The first repetitive rapid radio burst, FRB 121102, was detected associated with a small dwarf galaxy containing stars and metals. Benito Marcotte quoted the lead author of the Joint Institute for VLBI in Europe saying:
“Many of the glimpses we saw earlier repeat that the FRB was born from a very special and extreme position within the very small and dwarf [galaxy]. Of telescopes in the same observatory.
This discovery represented the first piece of the puzzle, but it also raised more questions than it could solve, such as marked and non-repetitive A repetitions was a fundamental difference between the FRB. Now, we have made a second location, repeating the FRB, which challenges our previous ideas about what could be the source of these explosions.
On June 19, 2019, the joint institute repeated rapid radio bursts, which were initially discovered by the Canadian CHIME telescope in 2018. In five hours, the telescopes detected four explosions that lasted less than two seconds.
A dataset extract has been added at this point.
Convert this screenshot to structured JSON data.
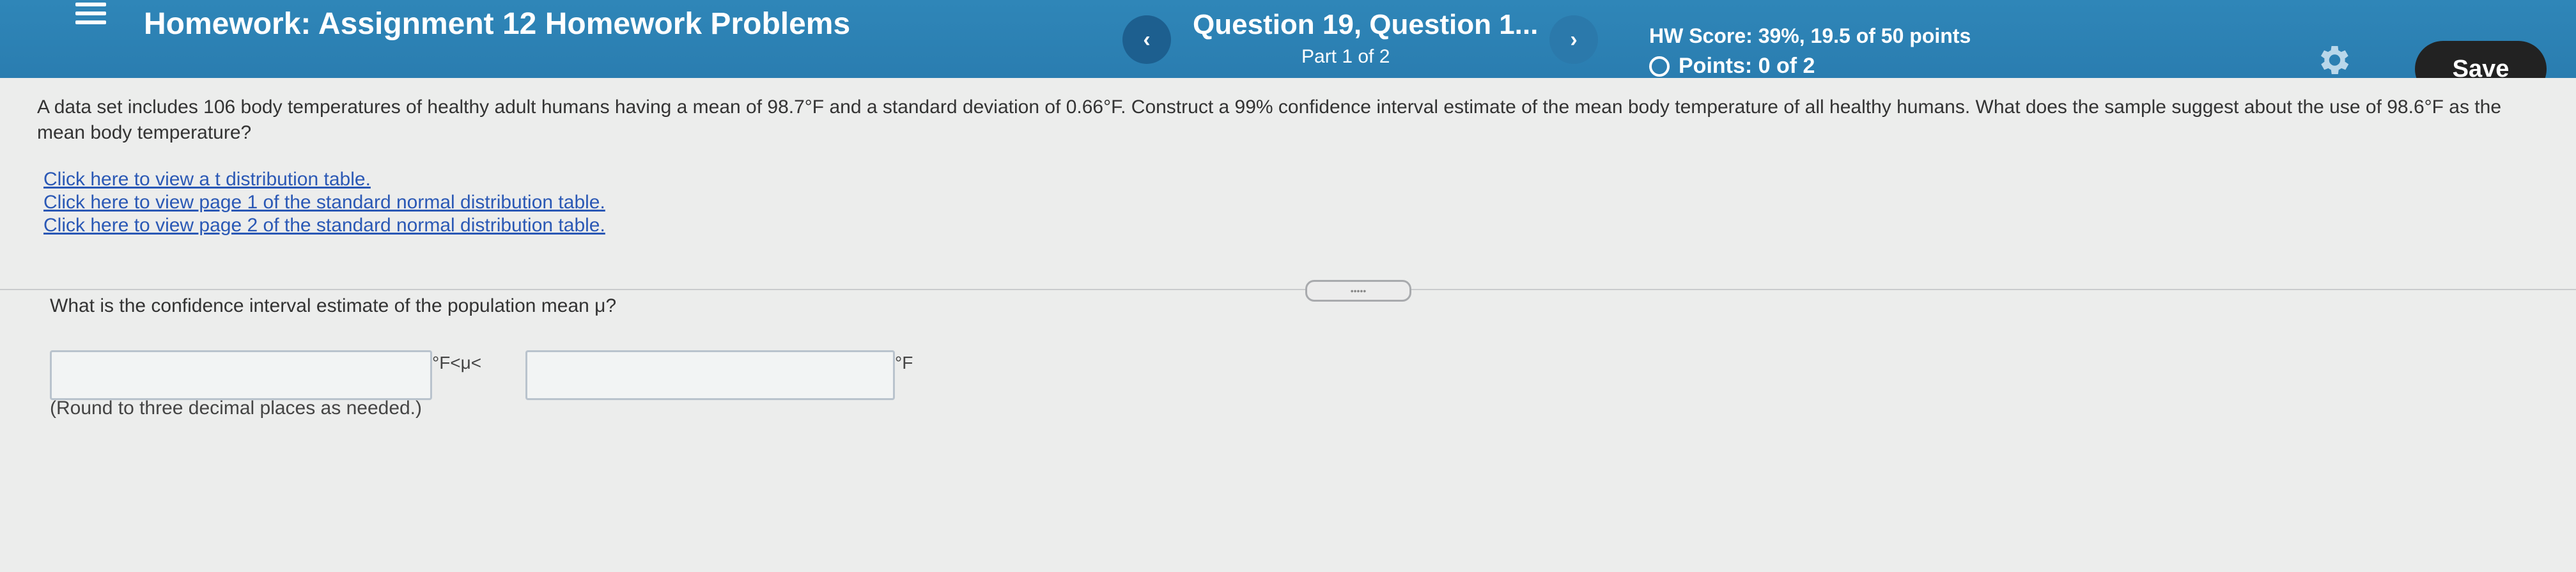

He used a technique called Very Long Baseline Interferometry to combine the power of the telescope and used it as one to fix the location of the FRB in an area of seven light years.
Astronomers compared someone’s ability to stand on Earth to be able to identify someone on the moon. This new repetitive fast radio burst is not only different from other repeated tracks, but also all the fastest radio bursts are detected.
“The differences between repeated and non-repeated rapid radio bursts are therefore less pronounced, and we believe that these events cannot be associated with a particular type of galaxy or environment,” said Kenzie Nimmo, Co-author and PhD student. from Amsterdam. It could be that FRBs originate in a large zoo of locations throughout the universe and only need to observe certain specific conditions.
Learning more about the Burst host galaxy can expose astronomers to the environment from which it originates and ultimately discover the greatest mystery of what makes them. Since this is closer than the others, astronomers will observe it more in the future.
Understanding fast radio bursts can help astronomers learn more about the universe. The more bursts they can track, the better it will be to be able to use the signal of how they are distributed in the universe.